In a post on the on the Brookings Institute website, however, the report’s authors write that a great deal of nuance is missed in comparing the average performance of charter schools against that of traditional public schools:
...even though the average charter has a zero or negative impact on test scores, there are more charters with very large positive or very large negative test-score impacts than there are traditional public schools with such extreme outcomes. We also find that the negative impacts of charters are concentrated in non-urban areas (Figure 2), which is consistent with a lottery-based national study finding that charter middle schools deliver better results in urban areas."
So, for their study, the researchers investigated which types of charters performed the best. Looking at mission statements, they found those focused on academic rigor had positive effects on student math scores, while those with a mission statement that was either more general or had an arts or a progressive, ‘whole child’ focus had a negative effect.
The researchers say considerable variability in performance should be no surprise in a sector premised on the idea of experimentation, and that poorly performing charter schools are much more likely to be shut down than their regular district school counterparts.
Again, no surprise there, considering that closing weak schools is ostensibly a primary tenet of the whole charter movement. To emphasize that dynamic, the report’s authors point to a quirk in Arizona’s charter law that they say could lead to some big changes in the state’s charter landscape very soon:
Arizona's charter school law is unique in allowing charter schools to operate for 15 years before coming up for review. Because the most rapid expansion of the Arizona charter sector occurred around the turn of the 21st century, many charters are poised to come up for review in the next few years. This provides an opportunity for rapid improvement through careful attention to quality in the reauthorization process, and the fact that lower-quality charter schools have been more likely to have their charters revoked in recent years is encouraging in this regard."
Authorizers, the groups that approve, oversee, and close charter schools, are far more likely to shut down a school during the renewal period rather than the middle of its contract term, according to survey data compiled by the National Association of Charter School Authorizers (and separate from the Brookings report).
Arizona has the largest proportion of students enrolled in charter schools, with three times as many as the national average—excluding the District of Columbia, where nearly half the city’s public schools are charters.
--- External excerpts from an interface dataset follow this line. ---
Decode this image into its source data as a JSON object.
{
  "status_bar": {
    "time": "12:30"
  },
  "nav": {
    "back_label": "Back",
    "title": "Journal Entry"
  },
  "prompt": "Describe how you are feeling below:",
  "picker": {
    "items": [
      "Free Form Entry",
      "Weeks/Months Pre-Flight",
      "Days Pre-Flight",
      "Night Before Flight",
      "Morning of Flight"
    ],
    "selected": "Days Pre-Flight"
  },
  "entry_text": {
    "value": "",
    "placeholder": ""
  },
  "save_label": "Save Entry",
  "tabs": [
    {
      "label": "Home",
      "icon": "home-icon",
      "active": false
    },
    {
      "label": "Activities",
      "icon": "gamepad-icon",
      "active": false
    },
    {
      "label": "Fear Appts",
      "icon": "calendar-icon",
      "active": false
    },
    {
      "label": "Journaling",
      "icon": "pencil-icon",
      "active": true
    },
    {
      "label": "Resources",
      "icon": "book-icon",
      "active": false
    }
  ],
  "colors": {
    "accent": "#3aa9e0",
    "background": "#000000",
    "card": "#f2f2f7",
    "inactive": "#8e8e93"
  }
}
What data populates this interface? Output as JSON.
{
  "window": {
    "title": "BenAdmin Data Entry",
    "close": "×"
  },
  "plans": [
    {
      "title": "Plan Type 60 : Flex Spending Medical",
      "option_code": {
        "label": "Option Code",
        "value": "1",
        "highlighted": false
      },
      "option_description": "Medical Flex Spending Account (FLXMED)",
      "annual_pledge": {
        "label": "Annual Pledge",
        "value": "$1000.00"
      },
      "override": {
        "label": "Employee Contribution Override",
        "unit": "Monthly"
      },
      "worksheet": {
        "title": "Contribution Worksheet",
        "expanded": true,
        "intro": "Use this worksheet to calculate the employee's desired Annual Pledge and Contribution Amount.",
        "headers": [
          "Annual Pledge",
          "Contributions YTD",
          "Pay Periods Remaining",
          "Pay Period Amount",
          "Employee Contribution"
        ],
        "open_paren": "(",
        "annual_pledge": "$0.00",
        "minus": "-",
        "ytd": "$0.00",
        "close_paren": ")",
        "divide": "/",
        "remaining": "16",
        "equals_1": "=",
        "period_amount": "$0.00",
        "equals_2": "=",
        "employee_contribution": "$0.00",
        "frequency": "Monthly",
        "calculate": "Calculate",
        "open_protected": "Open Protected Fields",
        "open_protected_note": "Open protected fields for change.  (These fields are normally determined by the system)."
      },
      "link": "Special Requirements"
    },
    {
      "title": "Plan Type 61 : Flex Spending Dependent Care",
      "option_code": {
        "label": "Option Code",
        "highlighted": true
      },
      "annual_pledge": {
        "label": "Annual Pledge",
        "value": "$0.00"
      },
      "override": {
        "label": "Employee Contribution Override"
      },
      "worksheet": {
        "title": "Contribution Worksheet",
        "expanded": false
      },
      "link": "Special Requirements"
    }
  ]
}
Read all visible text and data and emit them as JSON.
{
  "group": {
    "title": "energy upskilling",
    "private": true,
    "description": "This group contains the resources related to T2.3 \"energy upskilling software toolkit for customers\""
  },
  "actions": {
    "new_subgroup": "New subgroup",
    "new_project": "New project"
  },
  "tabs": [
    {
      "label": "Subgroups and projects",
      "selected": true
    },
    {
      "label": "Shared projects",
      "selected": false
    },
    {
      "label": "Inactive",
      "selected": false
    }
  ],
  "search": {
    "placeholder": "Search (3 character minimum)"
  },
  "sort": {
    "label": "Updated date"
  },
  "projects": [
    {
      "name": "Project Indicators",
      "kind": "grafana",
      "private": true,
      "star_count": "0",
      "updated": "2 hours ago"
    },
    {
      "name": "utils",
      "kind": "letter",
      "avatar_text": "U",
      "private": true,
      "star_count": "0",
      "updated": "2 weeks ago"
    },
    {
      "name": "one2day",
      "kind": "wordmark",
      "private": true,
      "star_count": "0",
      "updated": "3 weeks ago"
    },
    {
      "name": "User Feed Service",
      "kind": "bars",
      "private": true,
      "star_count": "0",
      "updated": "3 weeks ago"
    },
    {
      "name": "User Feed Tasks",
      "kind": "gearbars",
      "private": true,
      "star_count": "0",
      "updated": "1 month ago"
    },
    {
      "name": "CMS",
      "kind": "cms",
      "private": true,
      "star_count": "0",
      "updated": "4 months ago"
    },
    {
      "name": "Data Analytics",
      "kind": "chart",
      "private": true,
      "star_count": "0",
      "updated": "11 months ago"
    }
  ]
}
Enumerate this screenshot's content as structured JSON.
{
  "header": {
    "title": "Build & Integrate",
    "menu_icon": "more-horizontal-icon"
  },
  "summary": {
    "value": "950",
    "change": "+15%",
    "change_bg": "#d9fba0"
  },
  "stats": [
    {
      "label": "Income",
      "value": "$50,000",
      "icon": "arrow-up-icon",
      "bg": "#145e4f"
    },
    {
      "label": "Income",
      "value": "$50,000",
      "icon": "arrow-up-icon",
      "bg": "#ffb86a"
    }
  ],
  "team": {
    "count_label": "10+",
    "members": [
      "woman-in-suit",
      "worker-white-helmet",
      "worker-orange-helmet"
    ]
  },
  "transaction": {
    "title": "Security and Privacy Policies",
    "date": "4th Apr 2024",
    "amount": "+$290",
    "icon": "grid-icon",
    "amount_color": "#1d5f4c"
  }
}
A hair over 13 percent of Arizona schoolchildren attended a charter in the 2012-2013 school year.
The Brookings Institute study uses statewide longitudinal data from the Arizona Department of Education on individual students who attended charter and traditional public schools between 2006 and 2012.
The paper will appear in the peer reviewed journal, Educational Evaluation and Policy Analysis, and was supported in part by the Goldwater Institute, a pro-school choice advocacy and research organization.
Graph from ‘Mixed Results for Arizona’s Charter Schools’ by Matthew M. Chingos and Martin R. West for the Brookings Institution’s Brown Center on Education Policy.
A version of this news article first appeared in the Charters & Choice blog.